• EXERCISE GOAL: All lines of the listing that contain "represented" should be shown in full.
--- START ---
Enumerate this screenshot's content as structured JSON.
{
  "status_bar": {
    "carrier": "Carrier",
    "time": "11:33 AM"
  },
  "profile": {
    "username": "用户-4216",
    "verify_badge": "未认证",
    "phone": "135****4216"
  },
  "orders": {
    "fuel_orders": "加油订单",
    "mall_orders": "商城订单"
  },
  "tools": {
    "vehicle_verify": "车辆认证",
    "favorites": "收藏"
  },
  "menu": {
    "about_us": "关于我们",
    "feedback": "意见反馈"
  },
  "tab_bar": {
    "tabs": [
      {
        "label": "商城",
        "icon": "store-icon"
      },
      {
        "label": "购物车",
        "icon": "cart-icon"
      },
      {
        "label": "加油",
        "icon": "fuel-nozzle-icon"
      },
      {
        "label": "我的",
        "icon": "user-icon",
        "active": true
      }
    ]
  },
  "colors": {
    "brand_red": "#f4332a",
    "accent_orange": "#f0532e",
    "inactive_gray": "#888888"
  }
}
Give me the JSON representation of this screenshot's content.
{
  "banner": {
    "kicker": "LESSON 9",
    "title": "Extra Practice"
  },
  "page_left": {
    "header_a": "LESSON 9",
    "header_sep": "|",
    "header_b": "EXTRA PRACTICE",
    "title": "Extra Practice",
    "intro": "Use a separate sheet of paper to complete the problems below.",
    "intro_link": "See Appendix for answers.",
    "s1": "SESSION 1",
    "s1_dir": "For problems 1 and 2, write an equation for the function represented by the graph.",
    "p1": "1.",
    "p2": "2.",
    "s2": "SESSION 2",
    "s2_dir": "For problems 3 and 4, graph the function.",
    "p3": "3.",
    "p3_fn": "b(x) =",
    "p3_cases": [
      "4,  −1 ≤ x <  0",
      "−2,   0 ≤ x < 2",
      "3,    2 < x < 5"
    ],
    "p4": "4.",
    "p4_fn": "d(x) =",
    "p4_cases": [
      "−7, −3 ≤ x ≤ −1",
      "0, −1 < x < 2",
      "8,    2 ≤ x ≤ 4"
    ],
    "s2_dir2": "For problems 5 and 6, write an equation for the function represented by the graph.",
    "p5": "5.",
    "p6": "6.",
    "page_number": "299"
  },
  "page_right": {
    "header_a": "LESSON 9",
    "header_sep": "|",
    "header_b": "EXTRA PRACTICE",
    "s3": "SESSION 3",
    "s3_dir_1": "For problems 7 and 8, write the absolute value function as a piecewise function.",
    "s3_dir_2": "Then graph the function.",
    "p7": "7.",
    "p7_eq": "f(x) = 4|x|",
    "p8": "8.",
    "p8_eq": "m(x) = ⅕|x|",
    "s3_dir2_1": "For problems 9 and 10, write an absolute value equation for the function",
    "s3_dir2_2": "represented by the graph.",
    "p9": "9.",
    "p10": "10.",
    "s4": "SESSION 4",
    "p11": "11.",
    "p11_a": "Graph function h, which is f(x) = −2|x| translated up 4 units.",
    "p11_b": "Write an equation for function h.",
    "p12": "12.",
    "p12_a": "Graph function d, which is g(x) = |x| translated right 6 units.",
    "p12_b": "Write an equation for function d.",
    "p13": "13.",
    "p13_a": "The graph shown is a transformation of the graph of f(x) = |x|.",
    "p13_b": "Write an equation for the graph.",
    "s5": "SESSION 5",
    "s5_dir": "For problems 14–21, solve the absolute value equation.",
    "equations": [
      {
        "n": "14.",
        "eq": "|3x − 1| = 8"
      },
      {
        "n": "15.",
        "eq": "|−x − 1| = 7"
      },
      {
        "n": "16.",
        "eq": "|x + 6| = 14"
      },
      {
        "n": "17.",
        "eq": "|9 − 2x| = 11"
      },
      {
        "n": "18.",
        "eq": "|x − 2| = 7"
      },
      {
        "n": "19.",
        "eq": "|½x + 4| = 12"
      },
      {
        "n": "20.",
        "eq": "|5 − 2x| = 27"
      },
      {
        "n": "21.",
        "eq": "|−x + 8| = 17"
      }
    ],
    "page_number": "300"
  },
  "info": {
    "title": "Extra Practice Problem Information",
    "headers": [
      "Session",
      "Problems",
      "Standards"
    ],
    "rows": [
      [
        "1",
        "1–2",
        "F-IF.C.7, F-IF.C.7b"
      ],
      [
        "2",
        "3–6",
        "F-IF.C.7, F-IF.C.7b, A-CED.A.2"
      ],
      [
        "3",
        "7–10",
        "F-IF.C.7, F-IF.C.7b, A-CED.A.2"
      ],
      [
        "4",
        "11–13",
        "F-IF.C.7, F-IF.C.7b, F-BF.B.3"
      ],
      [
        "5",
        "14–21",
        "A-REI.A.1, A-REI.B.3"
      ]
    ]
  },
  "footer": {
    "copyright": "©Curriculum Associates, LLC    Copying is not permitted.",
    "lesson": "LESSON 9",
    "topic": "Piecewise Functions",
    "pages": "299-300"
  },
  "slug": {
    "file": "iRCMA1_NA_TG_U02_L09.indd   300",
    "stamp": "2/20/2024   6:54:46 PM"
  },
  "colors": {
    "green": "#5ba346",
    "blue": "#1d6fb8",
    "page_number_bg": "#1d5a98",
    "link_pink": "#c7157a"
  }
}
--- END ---
• RESULT:
    "s1_dir": "For problems 1 and 2, write an equation for the function represented by the graph.",
    "s2_dir2": "For problems 5 and 6, write an equation for the function represented by the graph.",
    "s3_dir2_2": "represented by the graph.",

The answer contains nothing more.